JEFFERSON CITY • Missouri hasn’t offered perks for film studios in several years — and producers have taken note, shooting scenes set in Missouri in other, more generous states.
But, if it were up to Lt. Gov. Mike Kehoe, the state would reboot its modest incentive program, with the goal of drawing crews to Missouri to film shows such as Netflix’s “Ozark” and HBO’s “Sharp Objects.”
“I have seen the benefits of us being a film tax credits state,” Kehoe, a Republican, told reporters on Thursday.
“Lake Ozark, Branson area, would really like to work to try to attract some moviemaking,” Kehoe said. “I think we need a small amount.”
Kehoe made the pitch when asked by a reporter about the possibility of jump-starting Missouri’s now-unfunded program.
Meanwhile, the Legislature is weighing transferring control of the Missouri Arts Council, the Missouri Humanities Council and oversight of public radio and television funds, to the lieutenant governor’s office.
If legislators approve Gov. Mike Parson’s changes, Kehoe would see his office budget grow from less than $600,000 this fiscal year to $9.2 million next fiscal year, which starts July 1.
Kehoe said it is too early to know whether he would be put in charge of any new tax credit program for film production.
The Department of Economic Development oversaw the program, but Parson has embarked on an overhaul of the department, shifting hundreds of jobs to other various offices.
For example, 15 employees working in the Department of Economic Development will be transferred to Kehoe’s office if the changes take effect.
The Legislature is also debating changes to the state’s often-criticized low-income housing tax credit program.
Former Gov. Eric Greitens and allies ended the state’s involvement in the program, but Parson said the state could again issue those credits if the Legislature reforms the program.
One plan would cap state funding for the program at about $70 million annually, down from an estimated $150 million.
“I know tax credits are a hot topic of conversation in this building (the Capitol),” Kehoe said, adding that he wanted film incentives to be discussed as lawmakers have a “global conversation” about credits in general.
“Maybe as we move forward we could reincorporate” the film incentives, Kehoe said.
According to the National Council of State Legislatures, several states have cut their film incentives since the Great Recession. In 2009, according to the organization, 44 states offered some kind of package to film studios.
Since then, 13 states — including Missouri — have shuttered their programs.
Others, such as Colorado, Texas and Maryland, have restricted their offerings, according to the group.

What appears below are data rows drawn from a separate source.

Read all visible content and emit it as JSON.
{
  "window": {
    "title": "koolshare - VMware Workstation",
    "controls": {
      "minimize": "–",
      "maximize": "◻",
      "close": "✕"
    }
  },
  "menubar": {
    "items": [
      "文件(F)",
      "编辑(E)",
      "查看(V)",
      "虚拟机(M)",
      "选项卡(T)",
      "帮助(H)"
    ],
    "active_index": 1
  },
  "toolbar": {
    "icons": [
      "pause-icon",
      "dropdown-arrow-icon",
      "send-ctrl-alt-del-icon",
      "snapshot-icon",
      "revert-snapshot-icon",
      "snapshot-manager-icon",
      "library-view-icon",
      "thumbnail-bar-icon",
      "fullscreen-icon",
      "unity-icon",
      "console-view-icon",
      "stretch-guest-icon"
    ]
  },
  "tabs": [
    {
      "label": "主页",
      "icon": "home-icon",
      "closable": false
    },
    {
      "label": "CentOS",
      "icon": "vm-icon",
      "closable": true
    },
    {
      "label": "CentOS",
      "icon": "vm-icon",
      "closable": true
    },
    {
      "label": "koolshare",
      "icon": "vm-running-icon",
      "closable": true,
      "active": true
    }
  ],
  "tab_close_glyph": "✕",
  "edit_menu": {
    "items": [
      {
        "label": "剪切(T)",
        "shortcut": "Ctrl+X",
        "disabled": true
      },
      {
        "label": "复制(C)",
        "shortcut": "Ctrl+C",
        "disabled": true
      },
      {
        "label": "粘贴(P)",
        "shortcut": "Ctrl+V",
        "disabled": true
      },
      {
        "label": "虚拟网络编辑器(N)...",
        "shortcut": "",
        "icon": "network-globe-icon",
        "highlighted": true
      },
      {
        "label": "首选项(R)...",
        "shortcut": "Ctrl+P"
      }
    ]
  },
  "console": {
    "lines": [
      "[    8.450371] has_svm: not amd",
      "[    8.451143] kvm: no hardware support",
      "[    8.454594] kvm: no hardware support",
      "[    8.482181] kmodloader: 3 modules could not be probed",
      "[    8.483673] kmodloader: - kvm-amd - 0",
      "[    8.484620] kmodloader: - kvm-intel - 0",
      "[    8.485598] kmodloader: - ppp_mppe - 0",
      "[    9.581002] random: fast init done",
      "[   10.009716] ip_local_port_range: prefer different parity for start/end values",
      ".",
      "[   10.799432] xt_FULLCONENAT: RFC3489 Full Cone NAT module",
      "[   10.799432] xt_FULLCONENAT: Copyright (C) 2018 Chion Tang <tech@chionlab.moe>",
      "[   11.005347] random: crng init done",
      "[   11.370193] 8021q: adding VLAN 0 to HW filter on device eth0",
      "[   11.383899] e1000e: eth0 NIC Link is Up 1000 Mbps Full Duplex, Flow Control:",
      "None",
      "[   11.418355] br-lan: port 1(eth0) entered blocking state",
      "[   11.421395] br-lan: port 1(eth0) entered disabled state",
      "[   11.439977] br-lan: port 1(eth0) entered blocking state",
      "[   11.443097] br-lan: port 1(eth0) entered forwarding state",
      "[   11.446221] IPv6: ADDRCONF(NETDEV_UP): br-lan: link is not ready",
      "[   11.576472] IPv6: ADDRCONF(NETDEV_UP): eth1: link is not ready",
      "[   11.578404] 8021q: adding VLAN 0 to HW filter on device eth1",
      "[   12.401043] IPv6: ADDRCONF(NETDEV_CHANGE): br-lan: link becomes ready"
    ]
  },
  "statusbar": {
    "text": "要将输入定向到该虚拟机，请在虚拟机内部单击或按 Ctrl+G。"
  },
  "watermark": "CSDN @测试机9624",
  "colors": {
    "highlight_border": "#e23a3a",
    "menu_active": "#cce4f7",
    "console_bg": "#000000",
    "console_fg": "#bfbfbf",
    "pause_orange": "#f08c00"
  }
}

“Most states’ policymakers walk a fine line and try to balance film production incentives in ways that limit forgone revenue,” according to the NCSL, “yet still reduce the chances of losing the state’s film industry to competing incentive programs.”
When Missouri did offer incentives, the state limited its annual funding of the defunct program to $4.5 million.
Georgia, which still offers incentives, does not cap funding. HBO’s decision to film “Sharp Objects” in Georgia was in part due to the state’s offerings, a company spokeswoman told the Post-Dispatch in July.
Beyond Georgia, other southern states seem to be cultivating the industry.
Brandi Hinkle, spokeswoman for the Arkansas Economic Development Commission, said HBO’s decision to film the newest season of “True Detective” in that state translated to an economic boon for Arkansas.
The studio hired 1,000 Arkansans — actors, crew, caterers, hair and makeup artists — during the course of the season, Hinkle said.
She called the HBO decision the “holy grail” of projects, and said many smaller projects also take advantage of Arkansas’ incentive program.
The state offers a 20 percent rebate on qualified production expenditures that were made in Arkansas. Rebates are also offered for certain hiring expenses and companies must meet minimum spending requirements.
She said the state does not yet know how much “True Detective” will cost taxpayers.
Skeptics of such incentives wonder about the long-term economic benefits to a state, especially after crews pack up and leave when filming is complete.
Hinkle said supporters of the program do have to vouch for it with certain lawmaker-skeptics.
“The entertainment industry is huge,” she said. “Even when there’s a depression, or a recession, people still need to escape. And Hollywood is magic.”